Acknowledging Maturity’s Limitations
Even with the most mature RAI programs in place, failures can still occur. As Aisha Naseer, director of research at Huawei Technologies (UK), explains, “The maturity level of RAI programs plays a crucial role in contemplating AI system failures; however, there is no guarantee that such calamities will not happen. This is due to multiple potential causes of AI system failures, including environmental constraints and contextual factors.”
Likewise, Boeing’s vice president and chief engineer for sustainability and future mobility, Brian Yutko, notes, “RAI programs may eliminate some types of unintended behaviors from certain learned models, but overall success or failure at automating a function within a system will be determined by other factors.” Steven Vosloo, digital policy specialist in UNICEF’s Office of Global Insight and Policy, similarly argues that RAI programs can reduce but not minimize AI system failures: “Even if developed responsibly and not to do harm, AI systems can still fail. This could be due to limitations in algorithmic models, poorly scoped system goals, or problems with integration with other systems.” In other words, RAI is just one of several potential factors that affect how AI systems function, and sometimes fail, in the real world.
A mature RAI program goes a long way toward minimizing or at least reducing AI system failures, since a mature RAI program is broad in scale and/or scope and addresses the full life cycle of an AI system, including its design and, critically, its deployment in the real world. Still, the absence of formal or widely adopted RAI standards can make it hard to assess the extent to which an RAI program mitigates such failures. In particular, there is a need for better testing and quality assurance frameworks. But even with the most mature RAI program in place, AI system failures can still happen.

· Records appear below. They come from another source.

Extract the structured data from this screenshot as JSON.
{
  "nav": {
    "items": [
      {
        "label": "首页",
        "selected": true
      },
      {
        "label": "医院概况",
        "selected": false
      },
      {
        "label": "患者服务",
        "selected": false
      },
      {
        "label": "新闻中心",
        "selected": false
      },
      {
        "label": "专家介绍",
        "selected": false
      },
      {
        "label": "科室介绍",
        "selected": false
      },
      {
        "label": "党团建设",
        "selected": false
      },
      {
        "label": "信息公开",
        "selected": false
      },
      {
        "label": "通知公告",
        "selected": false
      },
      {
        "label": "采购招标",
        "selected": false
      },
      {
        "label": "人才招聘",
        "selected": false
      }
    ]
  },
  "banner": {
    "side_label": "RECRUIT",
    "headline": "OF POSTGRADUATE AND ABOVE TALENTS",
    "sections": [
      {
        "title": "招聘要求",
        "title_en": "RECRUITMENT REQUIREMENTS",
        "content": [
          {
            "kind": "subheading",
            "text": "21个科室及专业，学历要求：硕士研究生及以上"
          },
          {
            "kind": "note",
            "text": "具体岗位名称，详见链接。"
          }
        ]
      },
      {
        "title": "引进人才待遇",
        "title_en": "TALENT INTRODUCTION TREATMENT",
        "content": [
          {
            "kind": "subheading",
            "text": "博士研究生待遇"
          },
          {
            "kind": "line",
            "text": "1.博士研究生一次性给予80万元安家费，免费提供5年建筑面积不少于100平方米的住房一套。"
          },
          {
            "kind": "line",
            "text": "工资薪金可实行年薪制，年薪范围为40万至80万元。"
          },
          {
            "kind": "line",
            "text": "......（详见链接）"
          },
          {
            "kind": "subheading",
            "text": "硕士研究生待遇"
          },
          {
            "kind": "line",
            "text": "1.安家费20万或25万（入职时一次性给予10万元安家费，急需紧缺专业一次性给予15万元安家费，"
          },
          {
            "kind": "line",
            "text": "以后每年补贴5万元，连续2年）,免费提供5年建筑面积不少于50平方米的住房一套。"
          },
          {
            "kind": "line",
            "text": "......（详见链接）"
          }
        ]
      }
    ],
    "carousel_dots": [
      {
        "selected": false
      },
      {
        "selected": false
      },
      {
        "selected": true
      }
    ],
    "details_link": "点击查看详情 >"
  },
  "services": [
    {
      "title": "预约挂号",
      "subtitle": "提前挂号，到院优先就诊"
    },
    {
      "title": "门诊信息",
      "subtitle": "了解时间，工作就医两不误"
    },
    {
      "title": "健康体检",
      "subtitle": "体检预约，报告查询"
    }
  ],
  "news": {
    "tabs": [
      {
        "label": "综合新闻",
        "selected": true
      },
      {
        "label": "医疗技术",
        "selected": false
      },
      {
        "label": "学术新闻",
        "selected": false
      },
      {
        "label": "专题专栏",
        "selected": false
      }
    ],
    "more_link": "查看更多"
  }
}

In sum, organizations hoping that their RAI efforts will help reduce or minimize AI system failures should focus on the following:
- Ensure the maturity of your RAI program. Mature RAI is broad in scale and/or scope, addressing a wide array of substantive areas and spanning wide swaths of the organization. The more mature your program, the likelier it is that your efforts will prevent potential failures and mitigate the effects of any that do occur.
- Embrace standards. RAI standardization, whether through new legislation or industry codes, is a good thing. Embrace these standards, including those around testing and quality assurance, as a way to ensure that your efforts are helping to minimize AI system failures.
- Let go of perfection. Even with the most mature RAI program in place, AI system failures can happen due to other factors. That’s OK. The goal is to minimize AI system failures, not necessarily eliminate them. Turn failures into opportunities to learn and grow.